### Task
I need the records below restated word for word, without their pictures.

Page and application data records:
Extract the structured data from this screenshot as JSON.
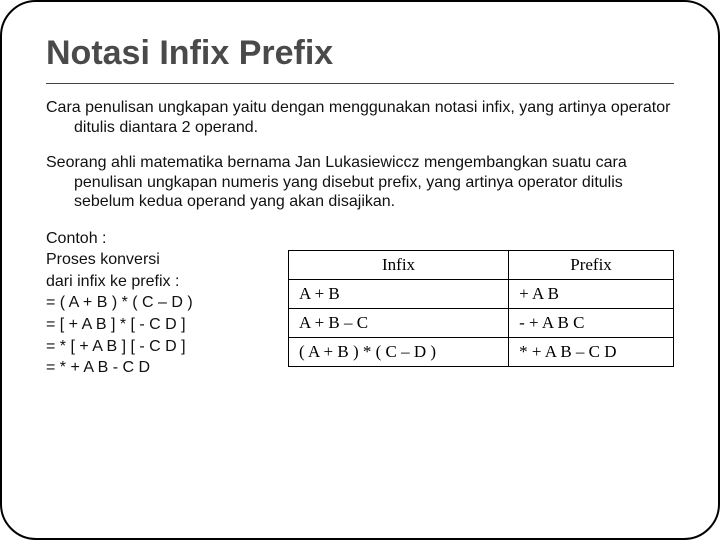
{
  "title": "Notasi Infix Prefix",
  "para1": "Cara penulisan ungkapan yaitu dengan menggunakan notasi infix, yang artinya operator ditulis diantara 2 operand.",
  "para2": "Seorang ahli matematika bernama Jan Lukasiewiccz mengembangkan suatu cara penulisan ungkapan numeris yang disebut prefix, yang artinya operator ditulis sebelum kedua operand yang akan disajikan.",
  "left": {
    "l1": "Contoh :",
    "l2": "Proses konversi",
    "l3": "dari infix ke prefix :",
    "l4": "= ( A + B ) * ( C – D )",
    "l5": "= [ + A B ] * [ - C D ]",
    "l6": "= * [ + A B ] [ - C D ]",
    "l7": "= * + A B - C D"
  },
  "table": {
    "h1": "Infix",
    "h2": "Prefix",
    "r1c1": "A + B",
    "r1c2": "+ A B",
    "r2c1": "A + B – C",
    "r2c2": "- + A B C",
    "r3c1": "( A + B ) * ( C – D )",
    "r3c2": "* + A B – C D"
  },
  "chart_data": {
    "type": "table",
    "columns": [
      "Infix",
      "Prefix"
    ],
    "rows": [
      [
        "A + B",
        "+ A B"
      ],
      [
        "A + B – C",
        "- + A B C"
      ],
      [
        "( A + B ) * ( C – D )",
        "* + A B – C D"
      ]
    ]
  }
}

### Response to the task
Extract the structured data from this screenshot as JSON.
{
  "title": "Notasi Infix Prefix",
  "para1": "Cara penulisan ungkapan yaitu dengan menggunakan notasi infix, yang artinya operator ditulis diantara 2 operand.",
  "para2": "Seorang ahli matematika bernama Jan Lukasiewiccz mengembangkan suatu cara penulisan ungkapan numeris yang disebut prefix, yang artinya operator ditulis sebelum kedua operand yang akan disajikan.",
  "left": {
    "l1": "Contoh :",
    "l2": "Proses konversi",
    "l3": "dari infix ke prefix :",
    "l4": "= ( A + B ) * ( C – D )",
    "l5": "= [ + A B ] * [ - C D ]",
    "l6": "= * [ + A B ] [ - C D ]",
    "l7": "= * + A B - C D"
  },
  "table": {
    "h1": "Infix",
    "h2": "Prefix",
    "r1c1": "A + B",
    "r1c2": "+ A B",
    "r2c1": "A + B – C",
    "r2c2": "- + A B C",
    "r3c1": "( A + B ) * ( C – D )",
    "r3c2": "* + A B – C D"
  },
  "chart_data": {
    "type": "table",
    "columns": [
      "Infix",
      "Prefix"
    ],
    "rows": [
      [
        "A + B",
        "+ A B"
      ],
      [
        "A + B – C",
        "- + A B C"
      ],
      [
        "( A + B ) * ( C – D )",
        "* + A B – C D"
      ]
    ]
  }
}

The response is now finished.